### Task item
Nothing but the records, copied exactly and stripped of pictures, should be in the answer.

(Data records)
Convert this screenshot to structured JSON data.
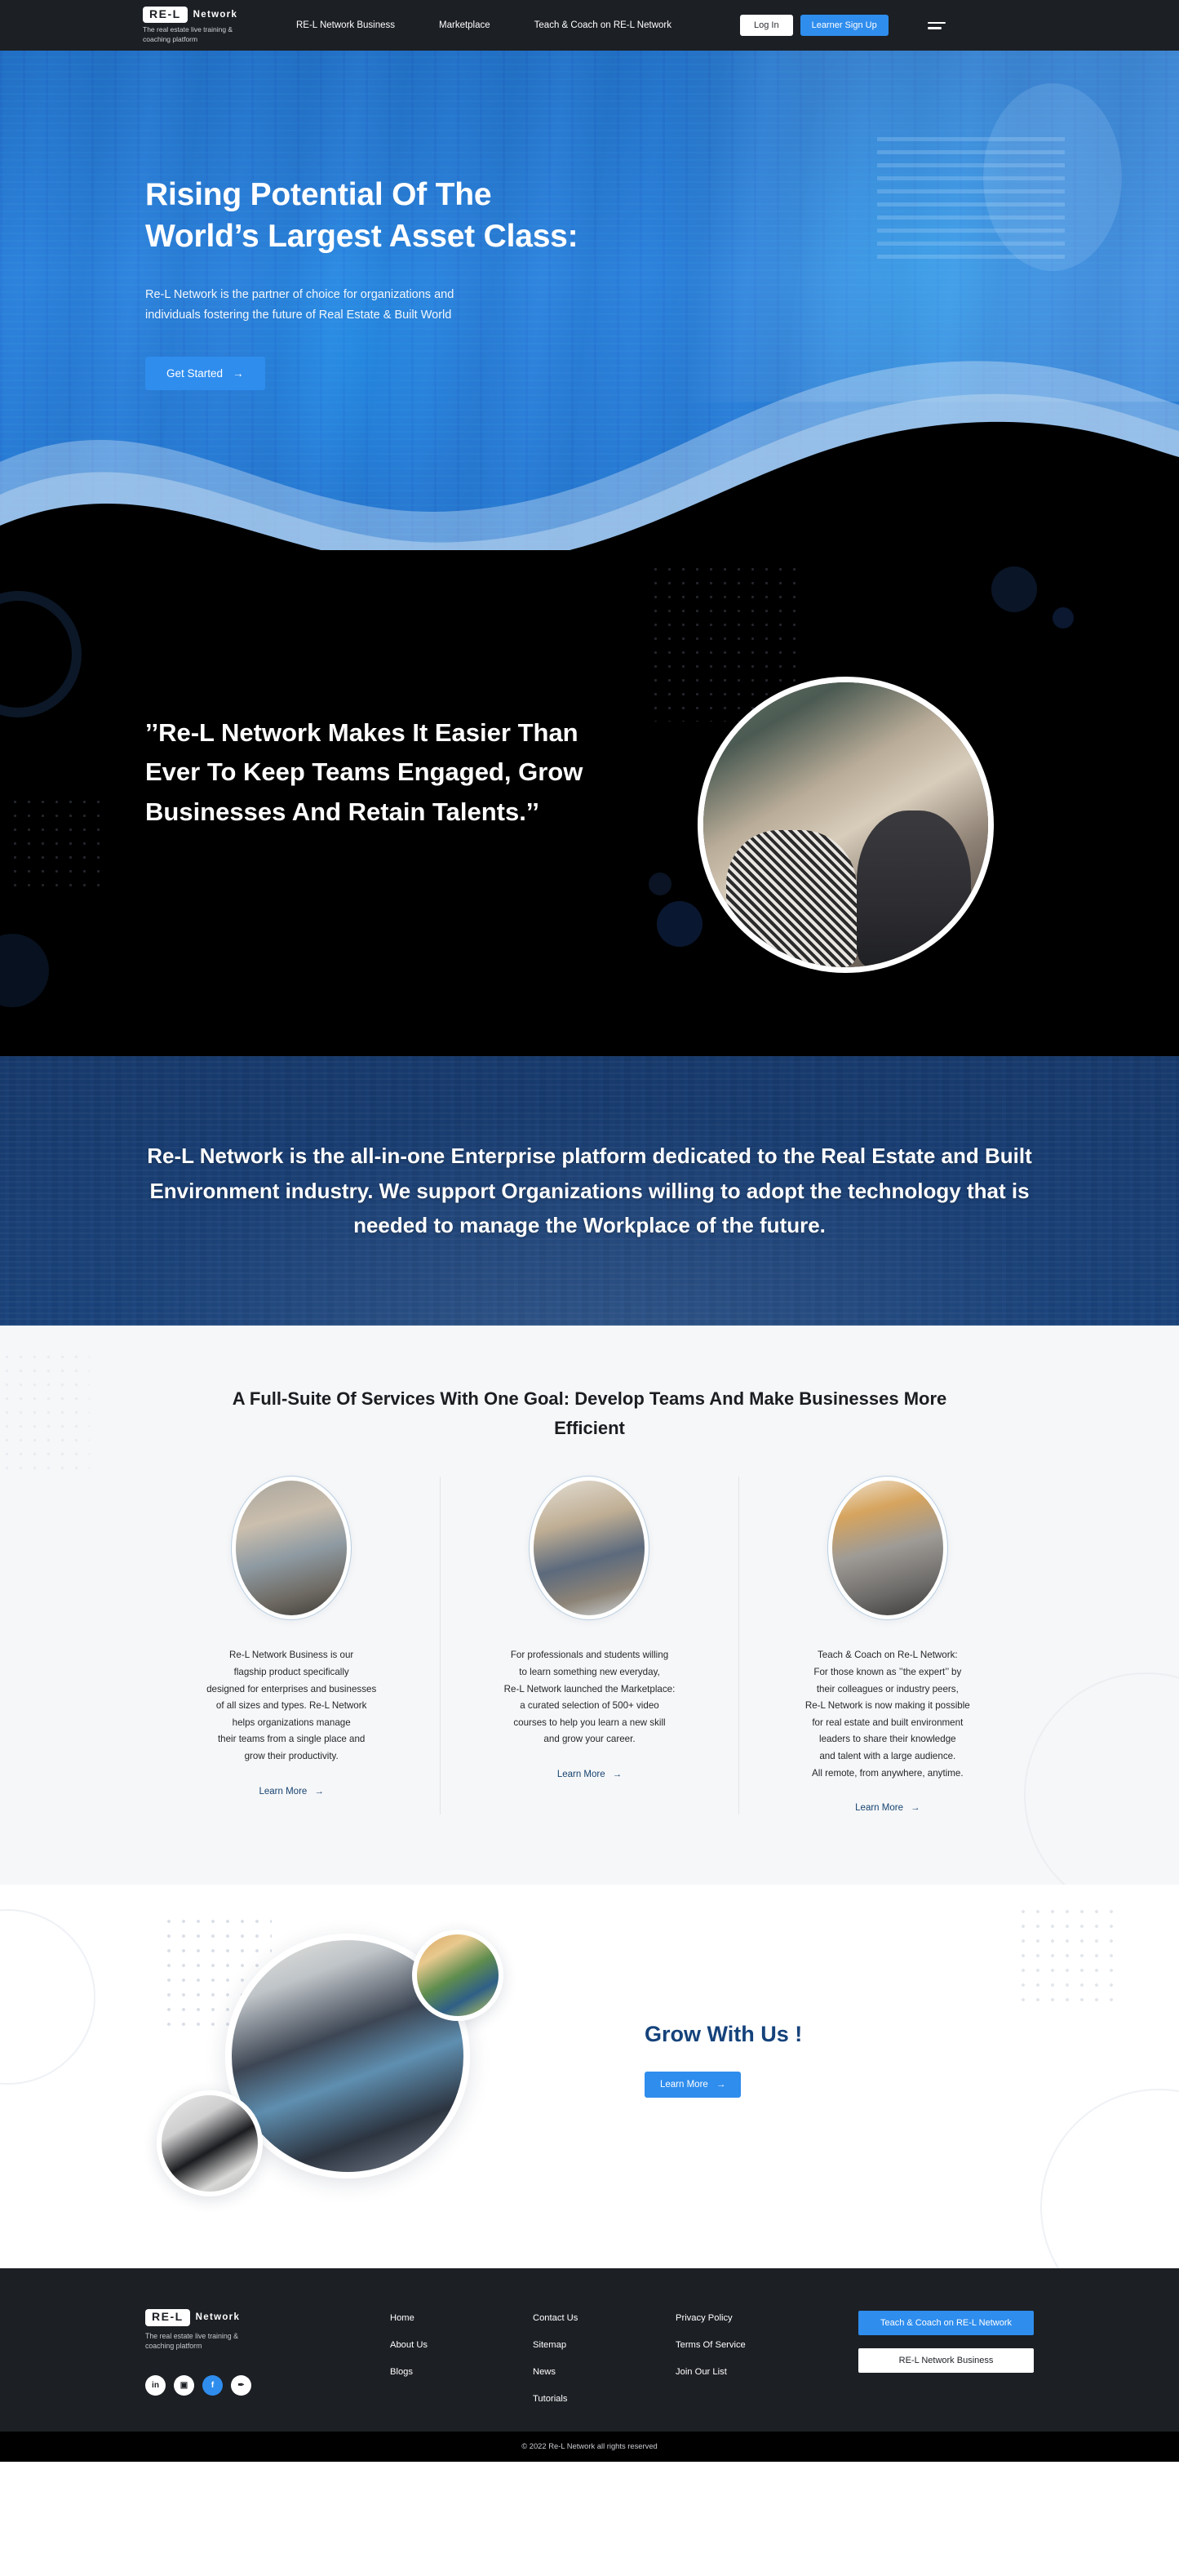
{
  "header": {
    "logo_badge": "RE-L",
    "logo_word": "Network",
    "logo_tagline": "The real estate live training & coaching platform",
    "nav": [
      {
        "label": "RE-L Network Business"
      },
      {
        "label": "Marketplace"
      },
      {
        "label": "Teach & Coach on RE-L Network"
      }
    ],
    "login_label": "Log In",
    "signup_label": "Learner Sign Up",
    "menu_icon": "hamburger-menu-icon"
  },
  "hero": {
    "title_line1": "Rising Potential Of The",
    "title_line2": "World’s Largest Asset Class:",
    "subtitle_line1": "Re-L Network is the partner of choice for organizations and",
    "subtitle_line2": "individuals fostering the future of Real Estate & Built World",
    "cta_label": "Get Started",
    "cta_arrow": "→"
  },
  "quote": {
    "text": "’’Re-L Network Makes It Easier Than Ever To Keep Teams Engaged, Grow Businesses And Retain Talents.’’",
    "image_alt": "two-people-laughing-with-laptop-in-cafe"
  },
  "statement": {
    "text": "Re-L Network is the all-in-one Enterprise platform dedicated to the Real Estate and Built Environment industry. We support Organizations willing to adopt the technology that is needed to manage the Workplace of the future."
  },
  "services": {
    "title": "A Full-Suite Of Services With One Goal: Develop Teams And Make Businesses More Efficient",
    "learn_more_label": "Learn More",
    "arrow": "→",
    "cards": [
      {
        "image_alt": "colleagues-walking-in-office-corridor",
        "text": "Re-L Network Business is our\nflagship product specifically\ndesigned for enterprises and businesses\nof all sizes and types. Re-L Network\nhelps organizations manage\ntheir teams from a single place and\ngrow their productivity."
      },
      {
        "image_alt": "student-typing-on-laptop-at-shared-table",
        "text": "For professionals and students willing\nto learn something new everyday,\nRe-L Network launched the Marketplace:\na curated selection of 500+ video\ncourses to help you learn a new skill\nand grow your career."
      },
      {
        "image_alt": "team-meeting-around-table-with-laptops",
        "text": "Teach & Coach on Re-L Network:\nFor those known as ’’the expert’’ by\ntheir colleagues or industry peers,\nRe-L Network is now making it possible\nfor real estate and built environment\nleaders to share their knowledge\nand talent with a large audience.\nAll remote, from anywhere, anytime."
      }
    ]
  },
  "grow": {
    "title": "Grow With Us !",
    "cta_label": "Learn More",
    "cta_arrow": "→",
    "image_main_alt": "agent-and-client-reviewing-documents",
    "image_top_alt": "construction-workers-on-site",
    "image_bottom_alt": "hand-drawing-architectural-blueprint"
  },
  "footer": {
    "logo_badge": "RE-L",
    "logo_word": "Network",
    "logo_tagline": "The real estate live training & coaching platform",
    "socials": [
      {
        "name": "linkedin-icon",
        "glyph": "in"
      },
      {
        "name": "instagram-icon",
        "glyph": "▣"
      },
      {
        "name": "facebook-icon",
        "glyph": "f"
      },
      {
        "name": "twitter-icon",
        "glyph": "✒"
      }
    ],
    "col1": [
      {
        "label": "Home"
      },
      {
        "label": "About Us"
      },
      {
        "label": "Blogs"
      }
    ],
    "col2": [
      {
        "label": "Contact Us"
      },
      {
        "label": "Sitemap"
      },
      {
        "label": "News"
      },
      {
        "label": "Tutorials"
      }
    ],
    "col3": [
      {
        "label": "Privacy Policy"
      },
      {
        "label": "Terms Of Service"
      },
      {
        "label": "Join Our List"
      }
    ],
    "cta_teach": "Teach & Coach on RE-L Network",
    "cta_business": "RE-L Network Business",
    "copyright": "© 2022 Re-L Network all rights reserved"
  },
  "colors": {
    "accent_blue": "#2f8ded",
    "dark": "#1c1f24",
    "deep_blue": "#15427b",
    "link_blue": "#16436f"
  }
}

### Response box
Convert this screenshot to structured JSON data.
{
  "header": {
    "logo_badge": "RE-L",
    "logo_word": "Network",
    "logo_tagline": "The real estate live training & coaching platform",
    "nav": [
      {
        "label": "RE-L Network Business"
      },
      {
        "label": "Marketplace"
      },
      {
        "label": "Teach & Coach on RE-L Network"
      }
    ],
    "login_label": "Log In",
    "signup_label": "Learner Sign Up",
    "menu_icon": "hamburger-menu-icon"
  },
  "hero": {
    "title_line1": "Rising Potential Of The",
    "title_line2": "World’s Largest Asset Class:",
    "subtitle_line1": "Re-L Network is the partner of choice for organizations and",
    "subtitle_line2": "individuals fostering the future of Real Estate & Built World",
    "cta_label": "Get Started",
    "cta_arrow": "→"
  },
  "quote": {
    "text": "’’Re-L Network Makes It Easier Than Ever To Keep Teams Engaged, Grow Businesses And Retain Talents.’’",
    "image_alt": "two-people-laughing-with-laptop-in-cafe"
  },
  "statement": {
    "text": "Re-L Network is the all-in-one Enterprise platform dedicated to the Real Estate and Built Environment industry. We support Organizations willing to adopt the technology that is needed to manage the Workplace of the future."
  },
  "services": {
    "title": "A Full-Suite Of Services With One Goal: Develop Teams And Make Businesses More Efficient",
    "learn_more_label": "Learn More",
    "arrow": "→",
    "cards": [
      {
        "image_alt": "colleagues-walking-in-office-corridor",
        "text": "Re-L Network Business is our\nflagship product specifically\ndesigned for enterprises and businesses\nof all sizes and types. Re-L Network\nhelps organizations manage\ntheir teams from a single place and\ngrow their productivity."
      },
      {
        "image_alt": "student-typing-on-laptop-at-shared-table",
        "text": "For professionals and students willing\nto learn something new everyday,\nRe-L Network launched the Marketplace:\na curated selection of 500+ video\ncourses to help you learn a new skill\nand grow your career."
      },
      {
        "image_alt": "team-meeting-around-table-with-laptops",
        "text": "Teach & Coach on Re-L Network:\nFor those known as ’’the expert’’ by\ntheir colleagues or industry peers,\nRe-L Network is now making it possible\nfor real estate and built environment\nleaders to share their knowledge\nand talent with a large audience.\nAll remote, from anywhere, anytime."
      }
    ]
  },
  "grow": {
    "title": "Grow With Us !",
    "cta_label": "Learn More",
    "cta_arrow": "→",
    "image_main_alt": "agent-and-client-reviewing-documents",
    "image_top_alt": "construction-workers-on-site",
    "image_bottom_alt": "hand-drawing-architectural-blueprint"
  },
  "footer": {
    "logo_badge": "RE-L",
    "logo_word": "Network",
    "logo_tagline": "The real estate live training & coaching platform",
    "socials": [
      {
        "name": "linkedin-icon",
        "glyph": "in"
      },
      {
        "name": "instagram-icon",
        "glyph": "▣"
      },
      {
        "name": "facebook-icon",
        "glyph": "f"
      },
      {
        "name": "twitter-icon",
        "glyph": "✒"
      }
    ],
    "col1": [
      {
        "label": "Home"
      },
      {
        "label": "About Us"
      },
      {
        "label": "Blogs"
      }
    ],
    "col2": [
      {
        "label": "Contact Us"
      },
      {
        "label": "Sitemap"
      },
      {
        "label": "News"
      },
      {
        "label": "Tutorials"
      }
    ],
    "col3": [
      {
        "label": "Privacy Policy"
      },
      {
        "label": "Terms Of Service"
      },
      {
        "label": "Join Our List"
      }
    ],
    "cta_teach": "Teach & Coach on RE-L Network",
    "cta_business": "RE-L Network Business",
    "copyright": "© 2022 Re-L Network all rights reserved"
  },
  "colors": {
    "accent_blue": "#2f8ded",
    "dark": "#1c1f24",
    "deep_blue": "#15427b",
    "link_blue": "#16436f"
  }
}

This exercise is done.